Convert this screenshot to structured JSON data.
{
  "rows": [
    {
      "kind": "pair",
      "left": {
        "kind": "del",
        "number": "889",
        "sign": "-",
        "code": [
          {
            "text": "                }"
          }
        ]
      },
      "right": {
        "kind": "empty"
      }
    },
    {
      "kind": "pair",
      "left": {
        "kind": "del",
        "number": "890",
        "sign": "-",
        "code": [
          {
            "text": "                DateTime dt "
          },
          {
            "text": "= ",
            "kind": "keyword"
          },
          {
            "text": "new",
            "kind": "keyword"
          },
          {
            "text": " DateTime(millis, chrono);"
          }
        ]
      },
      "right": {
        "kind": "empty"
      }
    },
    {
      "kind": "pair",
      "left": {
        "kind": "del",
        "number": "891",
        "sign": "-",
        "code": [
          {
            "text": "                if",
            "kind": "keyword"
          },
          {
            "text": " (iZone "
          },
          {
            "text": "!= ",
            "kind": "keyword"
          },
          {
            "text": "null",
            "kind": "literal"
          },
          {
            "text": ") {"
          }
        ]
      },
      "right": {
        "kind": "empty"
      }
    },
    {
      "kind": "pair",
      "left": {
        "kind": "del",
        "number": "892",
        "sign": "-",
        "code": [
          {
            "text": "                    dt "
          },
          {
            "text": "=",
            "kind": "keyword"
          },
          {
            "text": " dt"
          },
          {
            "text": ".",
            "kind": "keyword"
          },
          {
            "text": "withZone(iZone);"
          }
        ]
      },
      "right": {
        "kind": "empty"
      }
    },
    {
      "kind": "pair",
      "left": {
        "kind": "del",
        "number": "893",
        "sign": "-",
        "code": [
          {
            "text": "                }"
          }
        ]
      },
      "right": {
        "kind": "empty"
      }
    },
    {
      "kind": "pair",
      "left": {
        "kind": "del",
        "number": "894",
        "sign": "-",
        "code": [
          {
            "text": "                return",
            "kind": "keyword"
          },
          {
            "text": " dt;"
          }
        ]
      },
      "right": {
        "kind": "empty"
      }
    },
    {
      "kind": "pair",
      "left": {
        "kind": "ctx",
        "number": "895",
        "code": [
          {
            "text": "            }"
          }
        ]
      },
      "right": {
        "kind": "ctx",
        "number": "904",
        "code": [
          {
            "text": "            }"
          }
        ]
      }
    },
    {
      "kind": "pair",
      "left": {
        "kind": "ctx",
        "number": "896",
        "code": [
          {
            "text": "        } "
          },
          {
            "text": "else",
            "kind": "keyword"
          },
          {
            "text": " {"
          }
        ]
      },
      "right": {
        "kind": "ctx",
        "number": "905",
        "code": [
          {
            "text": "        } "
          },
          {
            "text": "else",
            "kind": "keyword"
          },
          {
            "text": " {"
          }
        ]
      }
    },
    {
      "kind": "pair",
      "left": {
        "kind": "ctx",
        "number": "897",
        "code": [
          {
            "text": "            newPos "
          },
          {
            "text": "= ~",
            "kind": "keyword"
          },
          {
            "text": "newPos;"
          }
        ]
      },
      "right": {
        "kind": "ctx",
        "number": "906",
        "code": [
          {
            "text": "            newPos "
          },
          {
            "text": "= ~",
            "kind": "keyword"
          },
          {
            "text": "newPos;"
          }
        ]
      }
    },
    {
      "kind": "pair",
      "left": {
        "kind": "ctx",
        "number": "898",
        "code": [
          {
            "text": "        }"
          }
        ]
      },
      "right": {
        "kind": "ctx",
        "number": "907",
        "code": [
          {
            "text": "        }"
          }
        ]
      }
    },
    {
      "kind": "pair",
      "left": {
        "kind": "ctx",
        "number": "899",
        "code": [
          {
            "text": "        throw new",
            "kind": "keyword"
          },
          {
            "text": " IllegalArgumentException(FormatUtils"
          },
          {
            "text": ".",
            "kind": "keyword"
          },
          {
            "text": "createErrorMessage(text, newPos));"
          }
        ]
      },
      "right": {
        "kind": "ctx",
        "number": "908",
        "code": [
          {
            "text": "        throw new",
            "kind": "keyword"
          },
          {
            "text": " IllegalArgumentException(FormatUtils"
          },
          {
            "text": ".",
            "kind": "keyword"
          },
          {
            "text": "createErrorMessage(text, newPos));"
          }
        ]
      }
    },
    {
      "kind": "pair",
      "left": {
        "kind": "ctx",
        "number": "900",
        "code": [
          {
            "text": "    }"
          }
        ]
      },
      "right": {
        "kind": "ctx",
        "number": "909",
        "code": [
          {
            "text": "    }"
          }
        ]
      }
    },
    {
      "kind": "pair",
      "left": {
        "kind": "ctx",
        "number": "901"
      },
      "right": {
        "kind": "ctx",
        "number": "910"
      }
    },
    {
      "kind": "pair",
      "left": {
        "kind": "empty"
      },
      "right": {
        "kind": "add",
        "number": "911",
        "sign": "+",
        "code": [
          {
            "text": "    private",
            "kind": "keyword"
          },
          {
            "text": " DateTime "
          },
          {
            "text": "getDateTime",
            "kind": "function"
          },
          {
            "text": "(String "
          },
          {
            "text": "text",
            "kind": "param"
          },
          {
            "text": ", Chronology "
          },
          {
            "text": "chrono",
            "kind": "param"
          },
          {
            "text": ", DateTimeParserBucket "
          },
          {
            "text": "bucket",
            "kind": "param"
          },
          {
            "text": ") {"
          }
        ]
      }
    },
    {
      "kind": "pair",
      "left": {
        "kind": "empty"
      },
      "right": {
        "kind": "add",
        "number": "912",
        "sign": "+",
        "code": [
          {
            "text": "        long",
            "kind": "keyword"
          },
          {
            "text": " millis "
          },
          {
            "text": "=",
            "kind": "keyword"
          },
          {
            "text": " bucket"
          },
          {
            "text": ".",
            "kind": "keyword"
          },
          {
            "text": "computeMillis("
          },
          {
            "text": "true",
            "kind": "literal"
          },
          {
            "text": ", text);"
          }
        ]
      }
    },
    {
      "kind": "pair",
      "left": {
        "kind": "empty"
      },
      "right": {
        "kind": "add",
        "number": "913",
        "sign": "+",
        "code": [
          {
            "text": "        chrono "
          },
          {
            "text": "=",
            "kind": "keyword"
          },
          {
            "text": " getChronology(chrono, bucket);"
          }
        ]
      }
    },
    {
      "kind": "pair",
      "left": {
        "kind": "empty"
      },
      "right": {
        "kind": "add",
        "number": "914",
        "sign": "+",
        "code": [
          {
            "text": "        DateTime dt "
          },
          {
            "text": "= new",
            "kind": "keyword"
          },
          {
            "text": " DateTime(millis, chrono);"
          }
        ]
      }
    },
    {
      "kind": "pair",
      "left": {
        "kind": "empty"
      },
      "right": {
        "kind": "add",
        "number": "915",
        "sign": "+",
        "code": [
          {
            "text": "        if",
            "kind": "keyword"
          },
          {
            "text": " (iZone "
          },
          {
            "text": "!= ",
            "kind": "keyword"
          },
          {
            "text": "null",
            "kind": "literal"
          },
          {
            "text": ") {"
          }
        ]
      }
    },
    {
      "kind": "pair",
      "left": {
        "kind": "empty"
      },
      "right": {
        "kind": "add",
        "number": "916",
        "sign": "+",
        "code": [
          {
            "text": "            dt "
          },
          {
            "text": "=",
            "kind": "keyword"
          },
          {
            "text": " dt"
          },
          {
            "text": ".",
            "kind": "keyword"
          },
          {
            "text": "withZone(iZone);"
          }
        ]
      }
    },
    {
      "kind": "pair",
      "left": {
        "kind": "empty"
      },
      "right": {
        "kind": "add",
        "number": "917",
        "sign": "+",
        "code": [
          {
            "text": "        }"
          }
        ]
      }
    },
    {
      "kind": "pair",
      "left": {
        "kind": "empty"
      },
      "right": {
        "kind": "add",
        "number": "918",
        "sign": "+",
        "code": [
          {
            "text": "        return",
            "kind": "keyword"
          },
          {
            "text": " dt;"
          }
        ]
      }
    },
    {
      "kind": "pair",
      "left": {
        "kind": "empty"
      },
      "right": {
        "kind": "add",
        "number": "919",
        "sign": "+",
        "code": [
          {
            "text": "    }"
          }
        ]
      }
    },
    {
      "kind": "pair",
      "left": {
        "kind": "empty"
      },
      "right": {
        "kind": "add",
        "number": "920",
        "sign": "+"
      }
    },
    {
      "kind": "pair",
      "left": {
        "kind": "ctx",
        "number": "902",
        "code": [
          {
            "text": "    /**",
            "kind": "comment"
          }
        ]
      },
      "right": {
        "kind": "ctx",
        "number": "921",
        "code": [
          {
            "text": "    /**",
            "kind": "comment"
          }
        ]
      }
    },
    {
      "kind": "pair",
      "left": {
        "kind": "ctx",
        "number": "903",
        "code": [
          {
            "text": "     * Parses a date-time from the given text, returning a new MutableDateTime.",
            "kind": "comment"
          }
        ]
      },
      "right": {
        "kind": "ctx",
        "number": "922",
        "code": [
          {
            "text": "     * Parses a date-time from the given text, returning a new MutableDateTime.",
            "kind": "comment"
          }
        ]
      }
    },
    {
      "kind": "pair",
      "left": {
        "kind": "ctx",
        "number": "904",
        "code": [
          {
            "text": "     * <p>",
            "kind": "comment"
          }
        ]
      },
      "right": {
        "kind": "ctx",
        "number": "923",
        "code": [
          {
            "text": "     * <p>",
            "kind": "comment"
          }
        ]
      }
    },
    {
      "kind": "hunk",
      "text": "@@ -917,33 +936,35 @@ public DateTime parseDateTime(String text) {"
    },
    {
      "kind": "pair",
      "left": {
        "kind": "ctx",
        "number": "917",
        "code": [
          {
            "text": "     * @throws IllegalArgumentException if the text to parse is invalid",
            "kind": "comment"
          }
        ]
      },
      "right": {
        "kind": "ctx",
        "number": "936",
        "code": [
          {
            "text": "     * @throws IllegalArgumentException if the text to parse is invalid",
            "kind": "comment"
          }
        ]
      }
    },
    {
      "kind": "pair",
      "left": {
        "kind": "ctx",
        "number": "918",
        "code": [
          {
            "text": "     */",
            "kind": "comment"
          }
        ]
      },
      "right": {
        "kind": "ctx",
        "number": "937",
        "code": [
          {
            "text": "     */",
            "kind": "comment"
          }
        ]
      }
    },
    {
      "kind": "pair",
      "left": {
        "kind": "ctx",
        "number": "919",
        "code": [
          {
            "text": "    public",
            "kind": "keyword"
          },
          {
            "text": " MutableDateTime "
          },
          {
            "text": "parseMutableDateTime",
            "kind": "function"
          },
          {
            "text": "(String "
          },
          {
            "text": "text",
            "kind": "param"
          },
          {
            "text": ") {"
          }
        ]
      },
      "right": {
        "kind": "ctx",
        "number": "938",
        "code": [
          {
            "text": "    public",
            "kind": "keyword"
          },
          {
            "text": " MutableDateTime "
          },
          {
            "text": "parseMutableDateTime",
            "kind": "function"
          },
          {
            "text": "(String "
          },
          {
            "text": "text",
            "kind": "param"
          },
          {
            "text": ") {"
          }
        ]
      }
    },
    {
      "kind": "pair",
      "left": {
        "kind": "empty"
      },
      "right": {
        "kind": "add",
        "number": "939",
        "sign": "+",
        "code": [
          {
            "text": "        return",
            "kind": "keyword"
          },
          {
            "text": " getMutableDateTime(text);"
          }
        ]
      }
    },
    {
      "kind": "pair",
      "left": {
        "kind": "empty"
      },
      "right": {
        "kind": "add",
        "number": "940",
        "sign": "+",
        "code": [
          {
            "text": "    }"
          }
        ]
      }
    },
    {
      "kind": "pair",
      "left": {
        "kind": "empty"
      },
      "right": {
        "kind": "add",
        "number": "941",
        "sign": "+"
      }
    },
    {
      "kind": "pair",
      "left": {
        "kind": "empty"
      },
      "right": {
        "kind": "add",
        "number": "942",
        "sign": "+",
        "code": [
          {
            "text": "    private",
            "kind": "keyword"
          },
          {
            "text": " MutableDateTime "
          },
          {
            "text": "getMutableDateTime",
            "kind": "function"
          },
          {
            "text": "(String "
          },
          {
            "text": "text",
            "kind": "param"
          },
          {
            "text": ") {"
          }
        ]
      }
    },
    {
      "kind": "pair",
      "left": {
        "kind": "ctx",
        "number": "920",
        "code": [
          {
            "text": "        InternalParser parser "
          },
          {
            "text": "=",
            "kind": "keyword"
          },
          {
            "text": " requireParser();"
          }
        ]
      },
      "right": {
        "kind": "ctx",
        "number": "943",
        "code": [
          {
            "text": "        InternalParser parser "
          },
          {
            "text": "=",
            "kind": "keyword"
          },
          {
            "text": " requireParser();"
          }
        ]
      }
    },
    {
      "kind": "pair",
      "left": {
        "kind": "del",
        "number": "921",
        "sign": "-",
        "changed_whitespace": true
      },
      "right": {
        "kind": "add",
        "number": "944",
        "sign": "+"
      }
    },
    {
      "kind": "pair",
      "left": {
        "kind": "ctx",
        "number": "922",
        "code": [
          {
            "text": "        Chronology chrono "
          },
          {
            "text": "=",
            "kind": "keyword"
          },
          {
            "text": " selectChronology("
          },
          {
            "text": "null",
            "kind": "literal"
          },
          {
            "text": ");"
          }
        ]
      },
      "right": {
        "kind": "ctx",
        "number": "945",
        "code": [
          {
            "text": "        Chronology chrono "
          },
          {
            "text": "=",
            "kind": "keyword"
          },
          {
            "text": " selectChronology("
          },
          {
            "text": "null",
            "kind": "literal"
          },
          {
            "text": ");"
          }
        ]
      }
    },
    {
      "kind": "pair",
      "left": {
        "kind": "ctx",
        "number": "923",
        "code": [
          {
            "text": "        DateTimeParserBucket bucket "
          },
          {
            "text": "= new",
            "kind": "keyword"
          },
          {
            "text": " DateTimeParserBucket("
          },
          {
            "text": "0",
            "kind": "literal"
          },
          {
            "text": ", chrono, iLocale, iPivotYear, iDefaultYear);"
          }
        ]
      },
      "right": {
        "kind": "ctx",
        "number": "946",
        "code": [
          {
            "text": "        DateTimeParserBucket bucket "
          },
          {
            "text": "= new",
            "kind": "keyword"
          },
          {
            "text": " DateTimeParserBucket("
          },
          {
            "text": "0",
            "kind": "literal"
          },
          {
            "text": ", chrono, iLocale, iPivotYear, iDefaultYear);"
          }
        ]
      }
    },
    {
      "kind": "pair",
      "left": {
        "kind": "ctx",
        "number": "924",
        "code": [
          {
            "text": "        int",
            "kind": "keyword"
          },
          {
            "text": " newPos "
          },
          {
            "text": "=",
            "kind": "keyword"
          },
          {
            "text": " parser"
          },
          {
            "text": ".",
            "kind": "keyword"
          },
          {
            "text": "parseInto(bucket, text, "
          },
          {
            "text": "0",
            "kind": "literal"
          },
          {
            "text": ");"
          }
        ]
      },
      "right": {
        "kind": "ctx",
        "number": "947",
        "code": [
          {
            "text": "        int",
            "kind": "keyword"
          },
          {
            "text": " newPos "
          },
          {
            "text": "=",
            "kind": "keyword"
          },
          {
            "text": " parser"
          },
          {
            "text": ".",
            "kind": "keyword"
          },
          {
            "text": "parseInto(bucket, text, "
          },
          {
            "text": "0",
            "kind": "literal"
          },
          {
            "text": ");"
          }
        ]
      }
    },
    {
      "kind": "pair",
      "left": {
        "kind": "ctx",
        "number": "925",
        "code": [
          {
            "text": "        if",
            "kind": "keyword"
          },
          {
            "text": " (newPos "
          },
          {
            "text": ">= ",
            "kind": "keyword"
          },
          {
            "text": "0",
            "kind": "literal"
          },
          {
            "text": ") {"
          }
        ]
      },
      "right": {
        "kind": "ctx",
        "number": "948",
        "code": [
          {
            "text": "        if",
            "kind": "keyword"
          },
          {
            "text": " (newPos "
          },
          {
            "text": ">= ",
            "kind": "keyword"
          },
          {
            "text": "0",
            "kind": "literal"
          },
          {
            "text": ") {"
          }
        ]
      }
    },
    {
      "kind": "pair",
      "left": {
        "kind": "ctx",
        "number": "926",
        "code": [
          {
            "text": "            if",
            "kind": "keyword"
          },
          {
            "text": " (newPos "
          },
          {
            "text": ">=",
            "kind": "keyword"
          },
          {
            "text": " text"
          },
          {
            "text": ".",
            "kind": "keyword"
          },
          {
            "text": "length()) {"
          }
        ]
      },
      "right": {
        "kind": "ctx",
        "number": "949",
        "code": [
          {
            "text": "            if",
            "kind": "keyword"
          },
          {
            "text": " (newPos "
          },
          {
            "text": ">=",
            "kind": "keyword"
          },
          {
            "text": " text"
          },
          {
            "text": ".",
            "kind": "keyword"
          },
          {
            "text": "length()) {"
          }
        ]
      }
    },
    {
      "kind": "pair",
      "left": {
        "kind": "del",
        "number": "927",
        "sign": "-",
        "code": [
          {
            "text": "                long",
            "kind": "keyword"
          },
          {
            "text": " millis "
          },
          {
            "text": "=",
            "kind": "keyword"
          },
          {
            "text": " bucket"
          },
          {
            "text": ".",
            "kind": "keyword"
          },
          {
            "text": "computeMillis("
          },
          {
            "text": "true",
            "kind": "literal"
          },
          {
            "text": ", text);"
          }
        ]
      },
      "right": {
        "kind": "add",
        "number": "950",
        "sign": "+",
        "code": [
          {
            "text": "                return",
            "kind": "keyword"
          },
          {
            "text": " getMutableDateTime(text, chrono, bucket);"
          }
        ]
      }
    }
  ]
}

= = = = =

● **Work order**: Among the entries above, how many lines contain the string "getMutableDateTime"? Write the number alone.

● **Solution to this exercise**: 3